WHAT YOU ARE ASKED TO DO
Keep the pictures out. Restate the entries below word for word.
++++++
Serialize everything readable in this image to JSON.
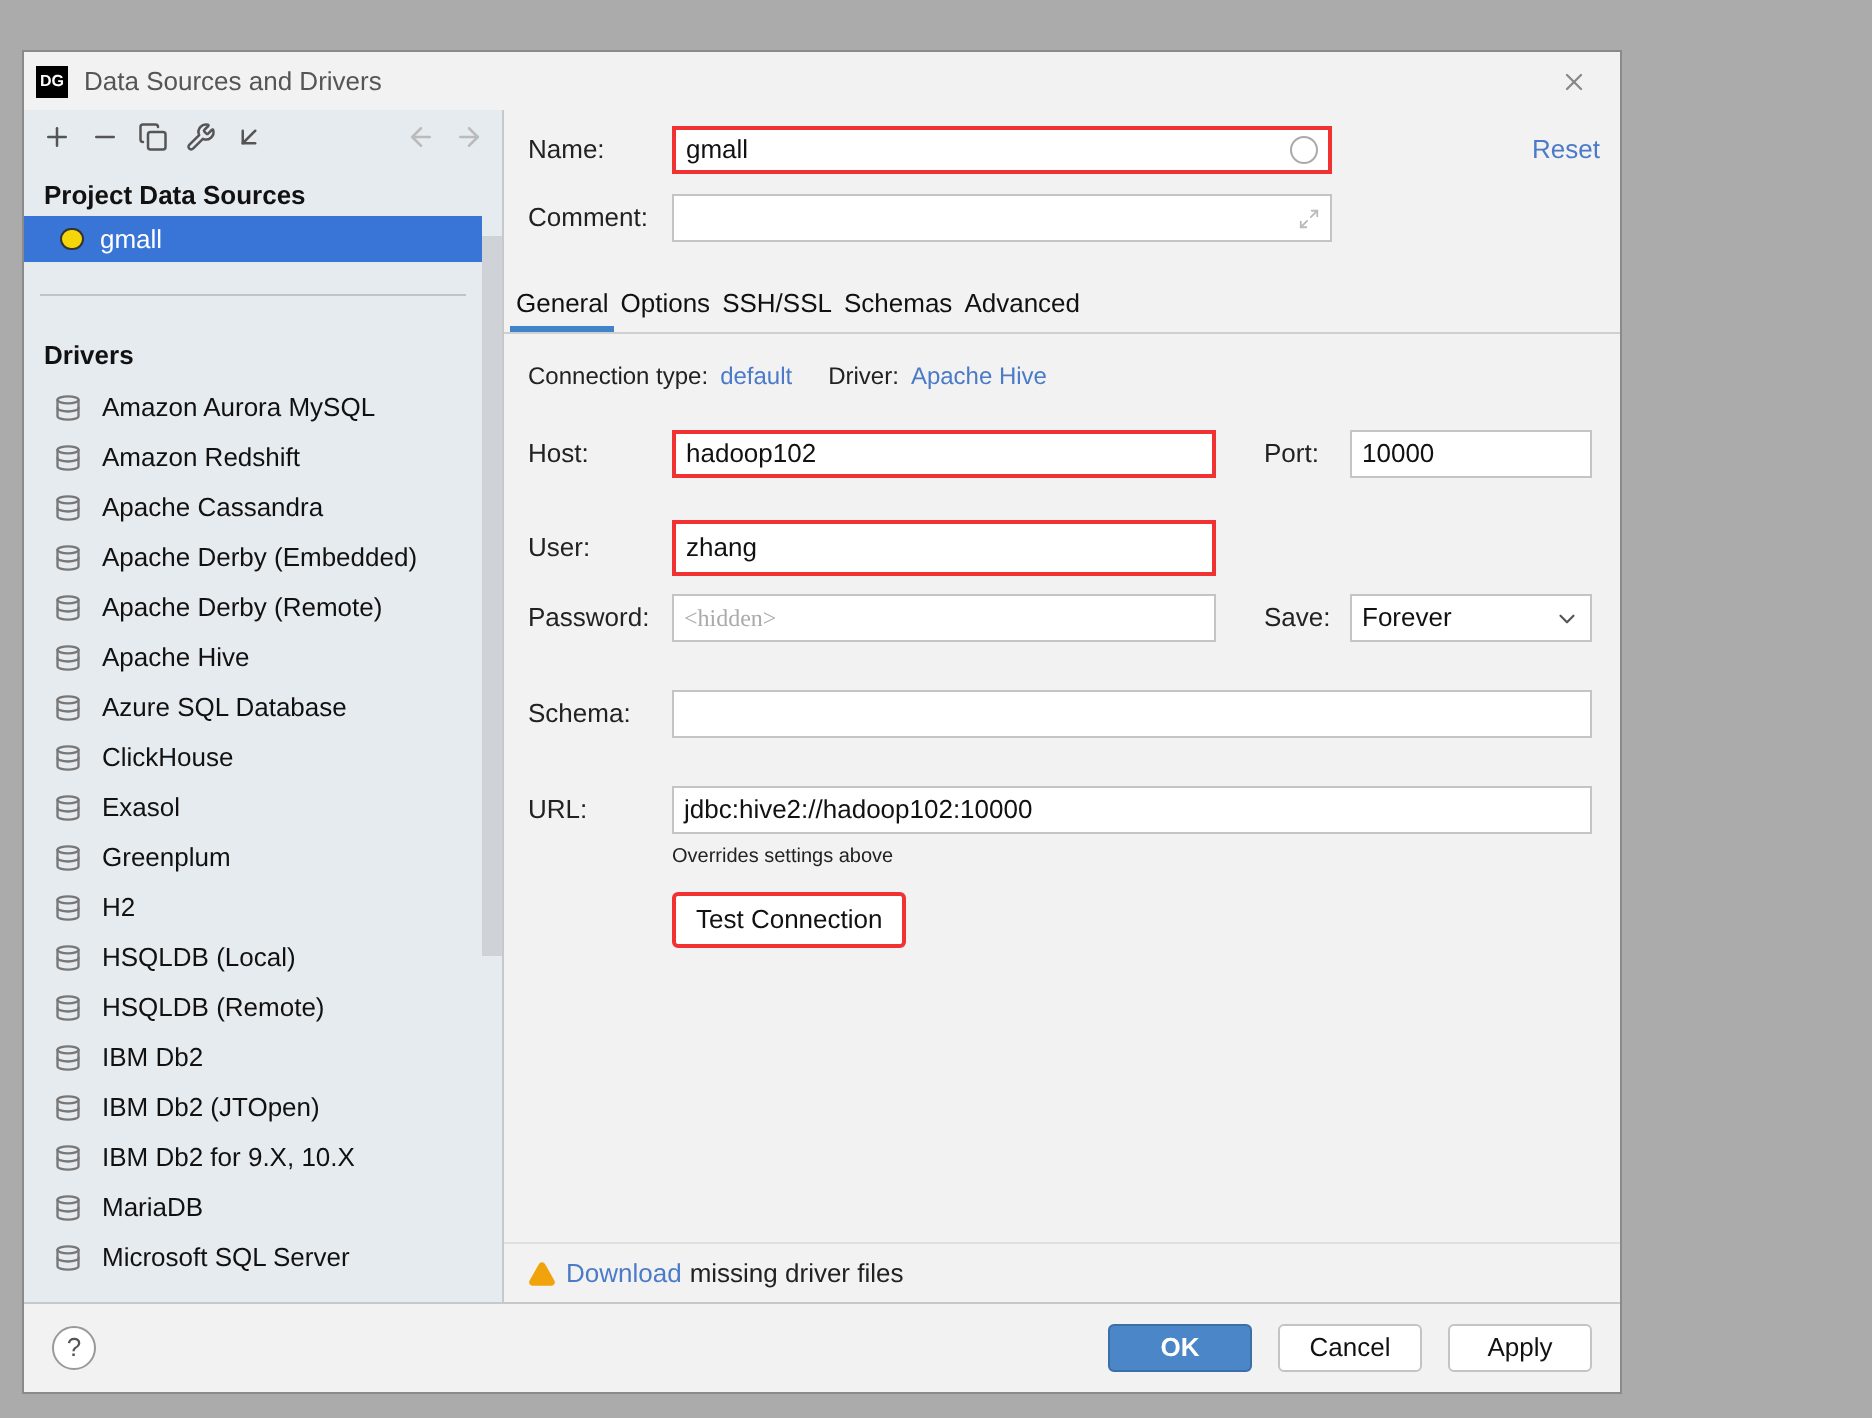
{
  "window": {
    "title": "Data Sources and Drivers",
    "logo": "DG"
  },
  "sidebar": {
    "project_heading": "Project Data Sources",
    "project_items": [
      {
        "label": "gmall",
        "selected": true
      }
    ],
    "drivers_heading": "Drivers",
    "drivers": [
      {
        "label": "Amazon Aurora MySQL"
      },
      {
        "label": "Amazon Redshift"
      },
      {
        "label": "Apache Cassandra"
      },
      {
        "label": "Apache Derby (Embedded)"
      },
      {
        "label": "Apache Derby (Remote)"
      },
      {
        "label": "Apache Hive"
      },
      {
        "label": "Azure SQL Database"
      },
      {
        "label": "ClickHouse"
      },
      {
        "label": "Exasol"
      },
      {
        "label": "Greenplum"
      },
      {
        "label": "H2"
      },
      {
        "label": "HSQLDB (Local)"
      },
      {
        "label": "HSQLDB (Remote)"
      },
      {
        "label": "IBM Db2"
      },
      {
        "label": "IBM Db2 (JTOpen)"
      },
      {
        "label": "IBM Db2 for 9.X, 10.X"
      },
      {
        "label": "MariaDB"
      },
      {
        "label": "Microsoft SQL Server"
      }
    ]
  },
  "form": {
    "name": {
      "label": "Name:",
      "value": "gmall",
      "highlighted": true
    },
    "reset": "Reset",
    "comment": {
      "label": "Comment:"
    },
    "tabs": [
      {
        "label": "General",
        "selected": true
      },
      {
        "label": "Options",
        "selected": false
      },
      {
        "label": "SSH/SSL",
        "selected": false
      },
      {
        "label": "Schemas",
        "selected": false
      },
      {
        "label": "Advanced",
        "selected": false
      }
    ],
    "connection_type_label": "Connection type:",
    "connection_type": "default",
    "driver_label": "Driver:",
    "driver": "Apache Hive",
    "host": {
      "label": "Host:",
      "value": "hadoop102",
      "highlighted": true
    },
    "port": {
      "label": "Port:",
      "value": "10000"
    },
    "user": {
      "label": "User:",
      "value": "zhang",
      "highlighted": true
    },
    "password": {
      "label": "Password:",
      "placeholder": "<hidden>"
    },
    "save": {
      "label": "Save:",
      "value": "Forever"
    },
    "schema": {
      "label": "Schema:"
    },
    "url": {
      "label": "URL:",
      "value": "jdbc:hive2://hadoop102:10000",
      "hint": "Overrides settings above"
    },
    "test_button": {
      "label": "Test Connection",
      "highlighted": true
    },
    "warning": {
      "link": "Download",
      "text": "missing driver files"
    }
  },
  "help": "?",
  "buttons": [
    {
      "label": "OK",
      "kind": "primary"
    },
    {
      "label": "Cancel",
      "kind": "default"
    },
    {
      "label": "Apply",
      "kind": "default"
    }
  ]
}
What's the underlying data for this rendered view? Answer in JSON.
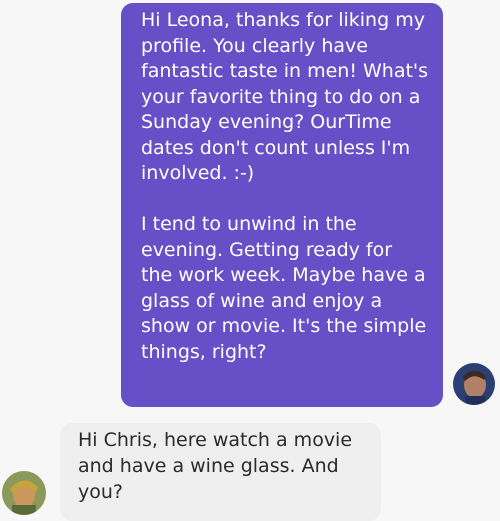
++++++
REPLY TO THE TASK
Serialize everything readable in this image to JSON.
{
  "window": {
    "title": "Data Sources and Drivers",
    "logo": "DG"
  },
  "sidebar": {
    "project_heading": "Project Data Sources",
    "project_items": [
      {
        "label": "gmall",
        "selected": true
      }
    ],
    "drivers_heading": "Drivers",
    "drivers": [
      {
        "label": "Amazon Aurora MySQL"
      },
      {
        "label": "Amazon Redshift"
      },
      {
        "label": "Apache Cassandra"
      },
      {
        "label": "Apache Derby (Embedded)"
      },
      {
        "label": "Apache Derby (Remote)"
      },
      {
        "label": "Apache Hive"
      },
      {
        "label": "Azure SQL Database"
      },
      {
        "label": "ClickHouse"
      },
      {
        "label": "Exasol"
      },
      {
        "label": "Greenplum"
      },
      {
        "label": "H2"
      },
      {
        "label": "HSQLDB (Local)"
      },
      {
        "label": "HSQLDB (Remote)"
      },
      {
        "label": "IBM Db2"
      },
      {
        "label": "IBM Db2 (JTOpen)"
      },
      {
        "label": "IBM Db2 for 9.X, 10.X"
      },
      {
        "label": "MariaDB"
      },
      {
        "label": "Microsoft SQL Server"
      }
    ]
  },
  "form": {
    "name": {
      "label": "Name:",
      "value": "gmall",
      "highlighted": true
    },
    "reset": "Reset",
    "comment": {
      "label": "Comment:"
    },
    "tabs": [
      {
        "label": "General",
        "selected": true
      },
      {
        "label": "Options",
        "selected": false
      },
      {
        "label": "SSH/SSL",
        "selected": false
      },
      {
        "label": "Schemas",
        "selected": false
      },
      {
        "label": "Advanced",
        "selected": false
      }
    ],
    "connection_type_label": "Connection type:",
    "connection_type": "default",
    "driver_label": "Driver:",
    "driver": "Apache Hive",
    "host": {
      "label": "Host:",
      "value": "hadoop102",
      "highlighted": true
    },
    "port": {
      "label": "Port:",
      "value": "10000"
    },
    "user": {
      "label": "User:",
      "value": "zhang",
      "highlighted": true
    },
    "password": {
      "label": "Password:",
      "placeholder": "<hidden>"
    },
    "save": {
      "label": "Save:",
      "value": "Forever"
    },
    "schema": {
      "label": "Schema:"
    },
    "url": {
      "label": "URL:",
      "value": "jdbc:hive2://hadoop102:10000",
      "hint": "Overrides settings above"
    },
    "test_button": {
      "label": "Test Connection",
      "highlighted": true
    },
    "warning": {
      "link": "Download",
      "text": "missing driver files"
    }
  },
  "help": "?",
  "buttons": [
    {
      "label": "OK",
      "kind": "primary"
    },
    {
      "label": "Cancel",
      "kind": "default"
    },
    {
      "label": "Apply",
      "kind": "default"
    }
  ]
}
What's the underlying data for this rendered view? Answer in JSON.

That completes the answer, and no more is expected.